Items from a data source
----

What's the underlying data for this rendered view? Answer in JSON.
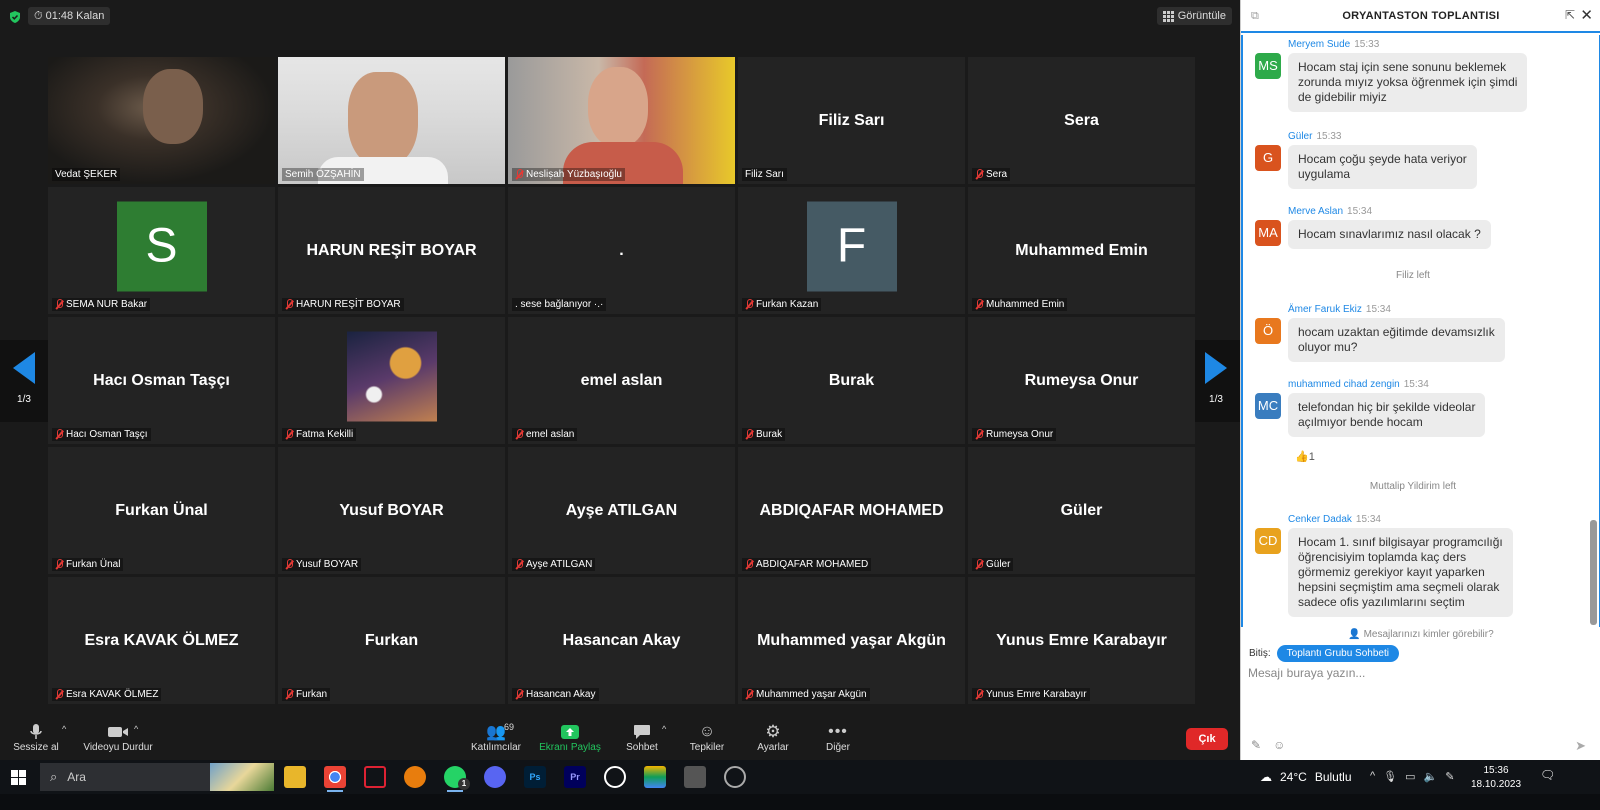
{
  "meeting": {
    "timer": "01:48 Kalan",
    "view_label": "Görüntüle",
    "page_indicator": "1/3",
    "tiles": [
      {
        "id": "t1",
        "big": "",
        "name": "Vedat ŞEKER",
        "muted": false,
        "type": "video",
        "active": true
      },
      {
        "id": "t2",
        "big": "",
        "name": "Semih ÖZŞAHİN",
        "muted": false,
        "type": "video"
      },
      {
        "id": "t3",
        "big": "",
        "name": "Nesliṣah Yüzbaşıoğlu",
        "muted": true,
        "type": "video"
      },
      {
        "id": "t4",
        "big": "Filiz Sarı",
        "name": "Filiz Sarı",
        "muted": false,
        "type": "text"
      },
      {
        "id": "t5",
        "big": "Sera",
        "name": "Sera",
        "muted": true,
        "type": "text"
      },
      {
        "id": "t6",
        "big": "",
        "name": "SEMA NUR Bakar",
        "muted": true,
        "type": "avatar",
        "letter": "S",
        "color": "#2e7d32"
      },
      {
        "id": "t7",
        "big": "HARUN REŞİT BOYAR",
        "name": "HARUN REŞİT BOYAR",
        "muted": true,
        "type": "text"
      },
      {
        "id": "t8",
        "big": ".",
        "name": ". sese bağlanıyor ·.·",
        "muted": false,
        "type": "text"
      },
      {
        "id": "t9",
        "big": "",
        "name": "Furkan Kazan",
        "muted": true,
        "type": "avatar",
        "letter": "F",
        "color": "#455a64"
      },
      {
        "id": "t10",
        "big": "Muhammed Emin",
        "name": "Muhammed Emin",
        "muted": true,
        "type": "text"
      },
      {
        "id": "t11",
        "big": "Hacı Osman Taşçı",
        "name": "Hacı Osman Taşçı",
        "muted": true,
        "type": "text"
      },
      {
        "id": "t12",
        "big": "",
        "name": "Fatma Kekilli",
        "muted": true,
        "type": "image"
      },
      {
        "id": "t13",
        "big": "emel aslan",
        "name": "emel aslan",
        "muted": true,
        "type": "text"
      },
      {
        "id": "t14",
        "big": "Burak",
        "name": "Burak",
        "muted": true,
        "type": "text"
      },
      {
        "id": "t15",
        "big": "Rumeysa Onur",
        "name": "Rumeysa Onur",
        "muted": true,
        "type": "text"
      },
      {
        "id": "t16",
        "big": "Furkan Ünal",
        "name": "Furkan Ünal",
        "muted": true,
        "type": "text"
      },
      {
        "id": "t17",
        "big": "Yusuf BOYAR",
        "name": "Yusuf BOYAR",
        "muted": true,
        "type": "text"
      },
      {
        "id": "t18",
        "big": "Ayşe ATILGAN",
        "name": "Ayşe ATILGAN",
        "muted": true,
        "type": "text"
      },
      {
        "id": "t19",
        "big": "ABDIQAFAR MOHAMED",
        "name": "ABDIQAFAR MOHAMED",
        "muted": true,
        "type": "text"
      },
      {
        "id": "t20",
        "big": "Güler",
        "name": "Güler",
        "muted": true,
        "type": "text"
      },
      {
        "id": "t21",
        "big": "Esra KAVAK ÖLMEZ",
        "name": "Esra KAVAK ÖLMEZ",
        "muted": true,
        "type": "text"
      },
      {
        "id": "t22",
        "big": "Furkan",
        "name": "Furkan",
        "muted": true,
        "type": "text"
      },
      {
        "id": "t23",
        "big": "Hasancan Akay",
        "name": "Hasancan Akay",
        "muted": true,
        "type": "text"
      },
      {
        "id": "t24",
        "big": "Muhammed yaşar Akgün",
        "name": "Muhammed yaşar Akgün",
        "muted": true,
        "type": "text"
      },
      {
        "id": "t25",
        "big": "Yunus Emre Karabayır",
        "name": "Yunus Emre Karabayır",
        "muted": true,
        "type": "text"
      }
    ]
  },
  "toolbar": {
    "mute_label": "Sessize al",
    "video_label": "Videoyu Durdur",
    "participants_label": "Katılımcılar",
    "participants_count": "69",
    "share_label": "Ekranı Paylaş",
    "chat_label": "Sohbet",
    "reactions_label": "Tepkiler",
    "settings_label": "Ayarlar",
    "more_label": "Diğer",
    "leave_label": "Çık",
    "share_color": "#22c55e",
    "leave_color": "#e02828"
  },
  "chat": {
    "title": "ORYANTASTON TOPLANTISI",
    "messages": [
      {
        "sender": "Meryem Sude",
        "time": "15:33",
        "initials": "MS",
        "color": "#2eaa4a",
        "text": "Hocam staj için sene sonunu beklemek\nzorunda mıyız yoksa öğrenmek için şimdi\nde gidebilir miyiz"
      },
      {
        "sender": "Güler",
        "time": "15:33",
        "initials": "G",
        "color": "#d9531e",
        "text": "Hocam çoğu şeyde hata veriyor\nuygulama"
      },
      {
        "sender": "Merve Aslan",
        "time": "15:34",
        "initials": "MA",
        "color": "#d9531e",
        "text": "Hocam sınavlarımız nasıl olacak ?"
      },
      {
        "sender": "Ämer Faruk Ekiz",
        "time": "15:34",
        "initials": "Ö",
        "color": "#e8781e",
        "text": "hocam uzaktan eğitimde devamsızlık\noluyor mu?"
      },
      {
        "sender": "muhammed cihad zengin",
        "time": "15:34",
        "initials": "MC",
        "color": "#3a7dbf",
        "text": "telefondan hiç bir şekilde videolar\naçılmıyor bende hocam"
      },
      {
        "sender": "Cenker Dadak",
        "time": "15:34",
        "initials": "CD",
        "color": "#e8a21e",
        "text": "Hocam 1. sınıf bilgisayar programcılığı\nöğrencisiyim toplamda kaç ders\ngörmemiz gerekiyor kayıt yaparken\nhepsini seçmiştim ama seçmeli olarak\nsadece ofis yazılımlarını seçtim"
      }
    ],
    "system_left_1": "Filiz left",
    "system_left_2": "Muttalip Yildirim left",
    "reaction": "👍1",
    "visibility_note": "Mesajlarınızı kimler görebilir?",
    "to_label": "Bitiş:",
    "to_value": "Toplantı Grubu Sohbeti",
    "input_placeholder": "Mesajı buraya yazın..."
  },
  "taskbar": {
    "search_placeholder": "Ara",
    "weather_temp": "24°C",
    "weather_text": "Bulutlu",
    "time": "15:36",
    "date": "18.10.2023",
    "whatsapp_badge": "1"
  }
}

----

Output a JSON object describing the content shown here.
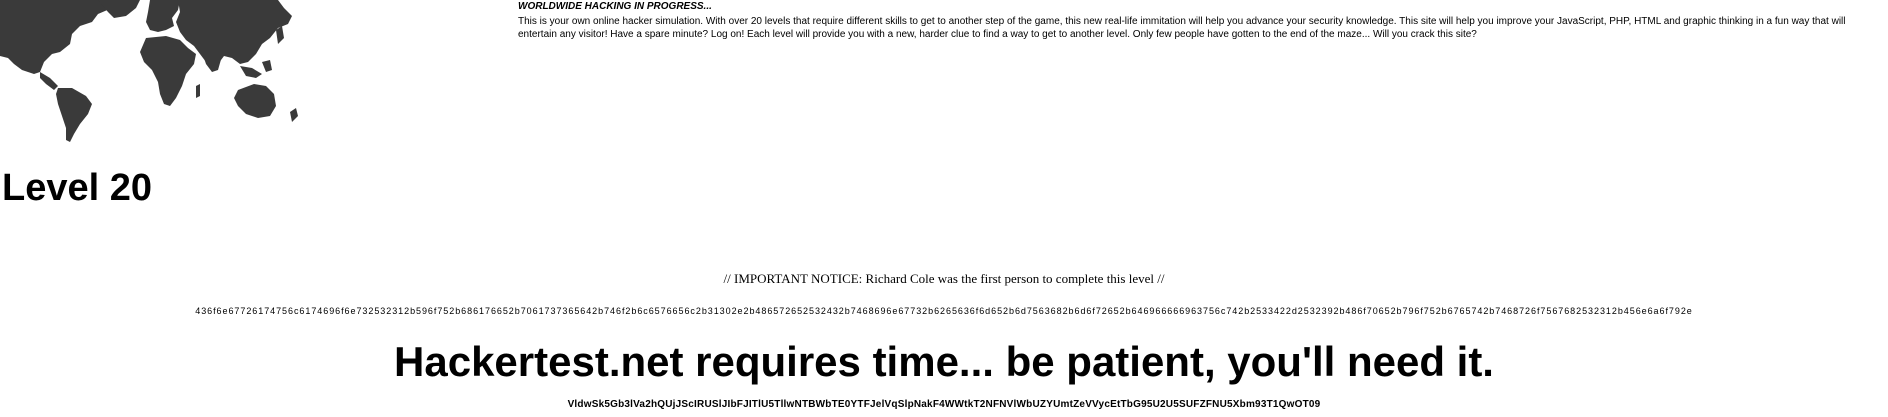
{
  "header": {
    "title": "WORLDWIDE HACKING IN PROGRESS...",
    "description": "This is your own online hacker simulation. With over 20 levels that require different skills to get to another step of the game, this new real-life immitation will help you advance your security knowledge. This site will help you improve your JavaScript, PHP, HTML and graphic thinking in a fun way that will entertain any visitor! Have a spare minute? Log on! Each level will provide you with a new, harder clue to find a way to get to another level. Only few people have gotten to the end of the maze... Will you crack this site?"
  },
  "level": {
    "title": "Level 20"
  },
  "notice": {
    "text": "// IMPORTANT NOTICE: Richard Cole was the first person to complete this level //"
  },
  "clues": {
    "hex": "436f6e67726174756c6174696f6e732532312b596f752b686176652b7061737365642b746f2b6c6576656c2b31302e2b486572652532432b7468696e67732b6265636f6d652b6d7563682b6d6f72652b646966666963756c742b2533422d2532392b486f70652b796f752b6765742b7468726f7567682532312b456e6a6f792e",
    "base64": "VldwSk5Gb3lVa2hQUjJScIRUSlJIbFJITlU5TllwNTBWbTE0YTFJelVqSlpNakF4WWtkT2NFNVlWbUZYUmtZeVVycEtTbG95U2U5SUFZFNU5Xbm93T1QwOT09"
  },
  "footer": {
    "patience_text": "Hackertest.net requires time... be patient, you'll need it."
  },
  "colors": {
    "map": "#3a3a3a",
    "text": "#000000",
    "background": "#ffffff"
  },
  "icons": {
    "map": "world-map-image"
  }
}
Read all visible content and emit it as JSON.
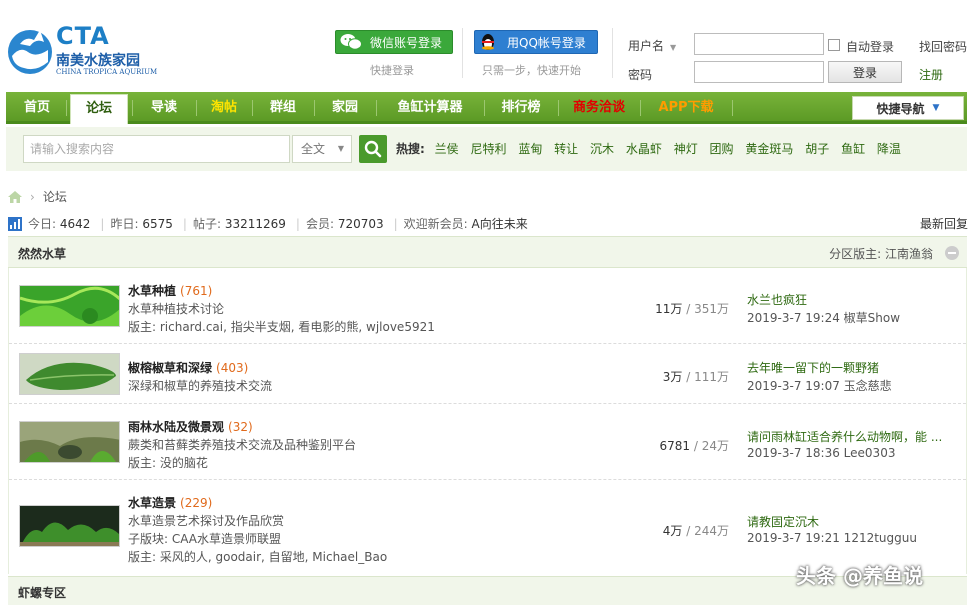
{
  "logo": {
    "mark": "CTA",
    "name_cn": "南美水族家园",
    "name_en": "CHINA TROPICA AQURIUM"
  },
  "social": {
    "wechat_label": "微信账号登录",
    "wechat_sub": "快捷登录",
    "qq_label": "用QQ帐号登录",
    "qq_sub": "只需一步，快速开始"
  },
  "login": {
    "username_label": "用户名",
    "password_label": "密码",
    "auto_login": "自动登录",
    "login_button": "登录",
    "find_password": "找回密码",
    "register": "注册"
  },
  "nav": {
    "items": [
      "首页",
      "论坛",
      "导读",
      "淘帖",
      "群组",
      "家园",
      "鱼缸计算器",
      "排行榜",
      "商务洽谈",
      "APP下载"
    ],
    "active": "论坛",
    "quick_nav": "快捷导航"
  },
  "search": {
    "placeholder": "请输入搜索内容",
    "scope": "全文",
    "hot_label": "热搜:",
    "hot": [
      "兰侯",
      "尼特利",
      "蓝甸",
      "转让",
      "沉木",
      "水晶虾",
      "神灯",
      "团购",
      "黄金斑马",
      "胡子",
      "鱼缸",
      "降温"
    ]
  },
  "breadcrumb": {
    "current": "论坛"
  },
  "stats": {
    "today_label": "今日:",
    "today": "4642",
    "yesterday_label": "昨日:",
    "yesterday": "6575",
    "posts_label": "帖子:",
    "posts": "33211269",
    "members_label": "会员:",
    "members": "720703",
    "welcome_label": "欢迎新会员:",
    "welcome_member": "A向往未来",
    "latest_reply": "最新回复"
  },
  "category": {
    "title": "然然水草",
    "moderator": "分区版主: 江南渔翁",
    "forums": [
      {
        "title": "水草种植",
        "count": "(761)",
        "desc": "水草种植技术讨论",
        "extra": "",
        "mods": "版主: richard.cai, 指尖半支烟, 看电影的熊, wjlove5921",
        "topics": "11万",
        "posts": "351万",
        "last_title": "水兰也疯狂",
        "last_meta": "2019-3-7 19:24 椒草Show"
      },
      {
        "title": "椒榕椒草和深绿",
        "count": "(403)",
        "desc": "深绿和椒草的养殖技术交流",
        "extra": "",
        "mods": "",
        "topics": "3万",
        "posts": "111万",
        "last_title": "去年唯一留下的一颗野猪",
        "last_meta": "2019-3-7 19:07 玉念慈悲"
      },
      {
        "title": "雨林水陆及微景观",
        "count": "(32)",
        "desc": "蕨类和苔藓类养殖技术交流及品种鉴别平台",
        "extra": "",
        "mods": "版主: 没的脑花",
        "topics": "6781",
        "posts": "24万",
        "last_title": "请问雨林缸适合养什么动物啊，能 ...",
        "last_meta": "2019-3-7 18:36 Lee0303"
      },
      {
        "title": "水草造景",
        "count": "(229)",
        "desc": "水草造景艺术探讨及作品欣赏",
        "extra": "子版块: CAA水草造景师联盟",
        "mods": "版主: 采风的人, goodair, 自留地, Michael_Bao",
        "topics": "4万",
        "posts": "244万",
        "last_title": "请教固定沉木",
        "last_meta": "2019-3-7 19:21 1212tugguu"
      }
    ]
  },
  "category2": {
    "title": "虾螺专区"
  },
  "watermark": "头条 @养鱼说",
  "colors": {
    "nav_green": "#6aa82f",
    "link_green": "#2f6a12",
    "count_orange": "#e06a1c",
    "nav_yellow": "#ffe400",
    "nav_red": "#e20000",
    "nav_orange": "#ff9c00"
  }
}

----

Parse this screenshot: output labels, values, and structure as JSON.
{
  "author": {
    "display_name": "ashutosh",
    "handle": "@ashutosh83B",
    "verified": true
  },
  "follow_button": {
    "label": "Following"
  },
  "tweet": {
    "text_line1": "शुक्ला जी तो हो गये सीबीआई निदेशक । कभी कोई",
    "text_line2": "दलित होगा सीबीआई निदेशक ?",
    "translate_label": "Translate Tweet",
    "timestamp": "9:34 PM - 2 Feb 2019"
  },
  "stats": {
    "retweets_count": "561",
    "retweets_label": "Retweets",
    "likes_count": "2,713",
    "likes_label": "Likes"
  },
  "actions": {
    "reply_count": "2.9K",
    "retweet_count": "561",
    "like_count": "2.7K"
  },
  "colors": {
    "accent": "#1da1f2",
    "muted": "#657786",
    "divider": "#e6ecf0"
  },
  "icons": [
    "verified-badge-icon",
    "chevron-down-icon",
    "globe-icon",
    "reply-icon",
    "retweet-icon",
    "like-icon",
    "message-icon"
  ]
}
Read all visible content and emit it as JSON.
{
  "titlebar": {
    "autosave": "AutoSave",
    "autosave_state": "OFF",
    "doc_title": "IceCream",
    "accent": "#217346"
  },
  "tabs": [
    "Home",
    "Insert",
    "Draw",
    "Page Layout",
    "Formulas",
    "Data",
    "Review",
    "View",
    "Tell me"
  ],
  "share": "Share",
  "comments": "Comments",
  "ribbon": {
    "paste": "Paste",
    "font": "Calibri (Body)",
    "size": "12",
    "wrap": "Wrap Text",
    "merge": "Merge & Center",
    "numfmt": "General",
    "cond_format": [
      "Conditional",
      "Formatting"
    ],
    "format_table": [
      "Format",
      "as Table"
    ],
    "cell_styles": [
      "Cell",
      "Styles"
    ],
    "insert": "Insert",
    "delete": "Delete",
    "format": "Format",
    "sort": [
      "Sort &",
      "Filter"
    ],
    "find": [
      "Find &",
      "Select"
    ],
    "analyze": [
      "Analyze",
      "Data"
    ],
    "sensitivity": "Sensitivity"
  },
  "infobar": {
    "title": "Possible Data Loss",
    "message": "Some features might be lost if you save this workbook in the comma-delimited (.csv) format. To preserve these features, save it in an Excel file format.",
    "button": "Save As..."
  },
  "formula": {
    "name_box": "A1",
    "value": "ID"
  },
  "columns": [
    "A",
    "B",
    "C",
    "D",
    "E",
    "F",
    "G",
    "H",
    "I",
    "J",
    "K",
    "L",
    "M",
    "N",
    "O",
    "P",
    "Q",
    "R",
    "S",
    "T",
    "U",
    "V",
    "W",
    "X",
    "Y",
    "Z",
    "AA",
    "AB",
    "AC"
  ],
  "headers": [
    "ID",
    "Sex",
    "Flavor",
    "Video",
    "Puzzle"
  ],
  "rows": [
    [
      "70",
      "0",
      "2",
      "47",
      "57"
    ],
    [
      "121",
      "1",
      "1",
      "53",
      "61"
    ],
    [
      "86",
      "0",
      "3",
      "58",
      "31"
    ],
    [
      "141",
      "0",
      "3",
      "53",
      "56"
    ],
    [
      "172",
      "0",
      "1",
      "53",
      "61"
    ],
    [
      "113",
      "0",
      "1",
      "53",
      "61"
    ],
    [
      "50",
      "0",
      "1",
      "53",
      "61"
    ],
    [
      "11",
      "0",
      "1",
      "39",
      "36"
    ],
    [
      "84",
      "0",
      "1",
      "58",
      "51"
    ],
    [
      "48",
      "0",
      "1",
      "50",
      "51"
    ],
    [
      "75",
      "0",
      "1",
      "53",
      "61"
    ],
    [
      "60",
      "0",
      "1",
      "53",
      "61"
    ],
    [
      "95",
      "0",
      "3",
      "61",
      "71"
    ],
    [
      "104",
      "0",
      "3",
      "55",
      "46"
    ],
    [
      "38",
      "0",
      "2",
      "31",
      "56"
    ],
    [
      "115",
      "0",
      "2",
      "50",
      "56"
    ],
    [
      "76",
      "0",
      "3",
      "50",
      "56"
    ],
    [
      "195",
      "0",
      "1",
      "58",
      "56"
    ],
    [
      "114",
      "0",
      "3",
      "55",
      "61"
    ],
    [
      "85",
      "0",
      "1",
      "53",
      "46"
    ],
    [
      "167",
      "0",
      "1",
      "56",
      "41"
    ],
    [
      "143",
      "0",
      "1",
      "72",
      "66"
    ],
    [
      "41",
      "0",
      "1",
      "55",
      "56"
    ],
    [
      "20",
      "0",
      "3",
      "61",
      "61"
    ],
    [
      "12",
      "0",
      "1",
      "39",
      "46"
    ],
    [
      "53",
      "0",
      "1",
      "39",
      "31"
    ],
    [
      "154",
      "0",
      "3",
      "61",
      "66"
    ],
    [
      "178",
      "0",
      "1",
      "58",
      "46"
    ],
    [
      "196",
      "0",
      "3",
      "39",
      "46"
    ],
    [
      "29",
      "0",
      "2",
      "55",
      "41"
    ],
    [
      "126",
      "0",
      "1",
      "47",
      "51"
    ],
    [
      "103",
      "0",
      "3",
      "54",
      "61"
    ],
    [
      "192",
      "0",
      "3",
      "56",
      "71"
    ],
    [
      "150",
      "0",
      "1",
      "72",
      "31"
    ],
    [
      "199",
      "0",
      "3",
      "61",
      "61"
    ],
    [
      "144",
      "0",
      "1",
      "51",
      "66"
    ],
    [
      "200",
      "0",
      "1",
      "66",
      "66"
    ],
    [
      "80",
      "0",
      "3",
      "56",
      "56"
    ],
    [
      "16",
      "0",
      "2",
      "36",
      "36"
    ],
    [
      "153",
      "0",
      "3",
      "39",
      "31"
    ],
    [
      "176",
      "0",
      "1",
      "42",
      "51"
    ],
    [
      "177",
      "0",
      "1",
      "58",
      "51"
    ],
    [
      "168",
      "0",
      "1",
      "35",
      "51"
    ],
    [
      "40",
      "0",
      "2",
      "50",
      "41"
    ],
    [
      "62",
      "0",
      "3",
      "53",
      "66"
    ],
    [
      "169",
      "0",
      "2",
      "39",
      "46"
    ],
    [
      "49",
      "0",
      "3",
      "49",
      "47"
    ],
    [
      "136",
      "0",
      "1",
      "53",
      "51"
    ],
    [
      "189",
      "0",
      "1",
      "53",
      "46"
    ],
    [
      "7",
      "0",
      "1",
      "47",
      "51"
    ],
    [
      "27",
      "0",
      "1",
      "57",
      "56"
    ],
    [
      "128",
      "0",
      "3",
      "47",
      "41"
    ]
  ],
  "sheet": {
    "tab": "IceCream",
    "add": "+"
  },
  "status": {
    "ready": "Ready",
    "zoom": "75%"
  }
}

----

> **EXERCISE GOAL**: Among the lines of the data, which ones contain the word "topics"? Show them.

> **TASK OUTPUT**:
        "topics": "11万",
        "topics": "3万",
        "topics": "6781",
        "topics": "4万",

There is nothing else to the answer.